* **ABOUT THIS EXERCISE**: Search the records for "your". Copy every line where it appears.

* **DATASET ENTRIES**:

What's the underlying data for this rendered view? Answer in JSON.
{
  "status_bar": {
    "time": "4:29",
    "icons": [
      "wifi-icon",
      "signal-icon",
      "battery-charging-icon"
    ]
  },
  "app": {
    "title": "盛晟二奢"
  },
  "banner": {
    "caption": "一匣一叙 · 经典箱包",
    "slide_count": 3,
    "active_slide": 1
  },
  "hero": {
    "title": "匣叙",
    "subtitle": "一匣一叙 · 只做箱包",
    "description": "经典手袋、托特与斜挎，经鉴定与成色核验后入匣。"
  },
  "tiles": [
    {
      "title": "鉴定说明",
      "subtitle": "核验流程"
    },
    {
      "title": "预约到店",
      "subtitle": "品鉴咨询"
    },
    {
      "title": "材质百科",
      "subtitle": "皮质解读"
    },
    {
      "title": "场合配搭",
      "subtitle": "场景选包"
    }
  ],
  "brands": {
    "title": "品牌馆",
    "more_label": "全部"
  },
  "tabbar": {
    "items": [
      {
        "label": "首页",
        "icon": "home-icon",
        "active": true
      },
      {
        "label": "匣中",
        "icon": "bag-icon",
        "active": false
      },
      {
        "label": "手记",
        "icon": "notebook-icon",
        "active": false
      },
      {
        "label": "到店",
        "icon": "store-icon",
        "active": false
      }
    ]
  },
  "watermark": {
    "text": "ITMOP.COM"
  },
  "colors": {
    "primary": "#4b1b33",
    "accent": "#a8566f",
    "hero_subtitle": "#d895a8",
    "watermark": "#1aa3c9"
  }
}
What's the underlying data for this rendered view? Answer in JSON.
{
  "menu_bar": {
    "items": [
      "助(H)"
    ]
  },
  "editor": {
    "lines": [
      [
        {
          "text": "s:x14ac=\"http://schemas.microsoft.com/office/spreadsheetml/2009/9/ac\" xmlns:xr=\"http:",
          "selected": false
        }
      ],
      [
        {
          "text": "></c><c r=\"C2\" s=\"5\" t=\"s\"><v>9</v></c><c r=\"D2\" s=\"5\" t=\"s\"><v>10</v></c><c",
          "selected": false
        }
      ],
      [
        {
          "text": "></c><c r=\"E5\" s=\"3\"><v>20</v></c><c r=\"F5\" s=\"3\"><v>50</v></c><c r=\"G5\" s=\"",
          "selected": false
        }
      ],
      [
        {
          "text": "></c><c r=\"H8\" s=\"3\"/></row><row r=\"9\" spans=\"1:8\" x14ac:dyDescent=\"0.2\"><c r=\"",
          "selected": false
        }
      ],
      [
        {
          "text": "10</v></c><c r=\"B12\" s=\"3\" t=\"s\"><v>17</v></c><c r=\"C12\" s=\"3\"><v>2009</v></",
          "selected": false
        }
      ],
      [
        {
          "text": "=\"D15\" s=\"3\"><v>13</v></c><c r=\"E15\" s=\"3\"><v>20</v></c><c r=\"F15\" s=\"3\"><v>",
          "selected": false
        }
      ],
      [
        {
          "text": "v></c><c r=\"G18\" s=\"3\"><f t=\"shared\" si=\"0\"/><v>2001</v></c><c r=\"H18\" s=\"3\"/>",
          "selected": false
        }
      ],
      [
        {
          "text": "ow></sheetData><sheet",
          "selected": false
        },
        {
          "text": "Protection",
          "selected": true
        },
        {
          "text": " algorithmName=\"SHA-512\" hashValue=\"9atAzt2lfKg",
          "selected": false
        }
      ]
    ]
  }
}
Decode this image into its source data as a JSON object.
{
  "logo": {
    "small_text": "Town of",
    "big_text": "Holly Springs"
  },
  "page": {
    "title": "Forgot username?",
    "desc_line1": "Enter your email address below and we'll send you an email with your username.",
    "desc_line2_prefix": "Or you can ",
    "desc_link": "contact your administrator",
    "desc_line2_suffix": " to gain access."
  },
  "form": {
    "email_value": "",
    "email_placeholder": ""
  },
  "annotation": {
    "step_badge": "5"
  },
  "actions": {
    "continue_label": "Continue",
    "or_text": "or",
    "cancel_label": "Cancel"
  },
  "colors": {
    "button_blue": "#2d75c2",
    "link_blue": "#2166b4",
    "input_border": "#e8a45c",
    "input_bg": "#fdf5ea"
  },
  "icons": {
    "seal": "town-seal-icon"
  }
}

* **EXERCISE ANSWER**:
    "desc_line1": "Enter your email address below and we'll send you an email with your username.",
    "desc_link": "contact your administrator",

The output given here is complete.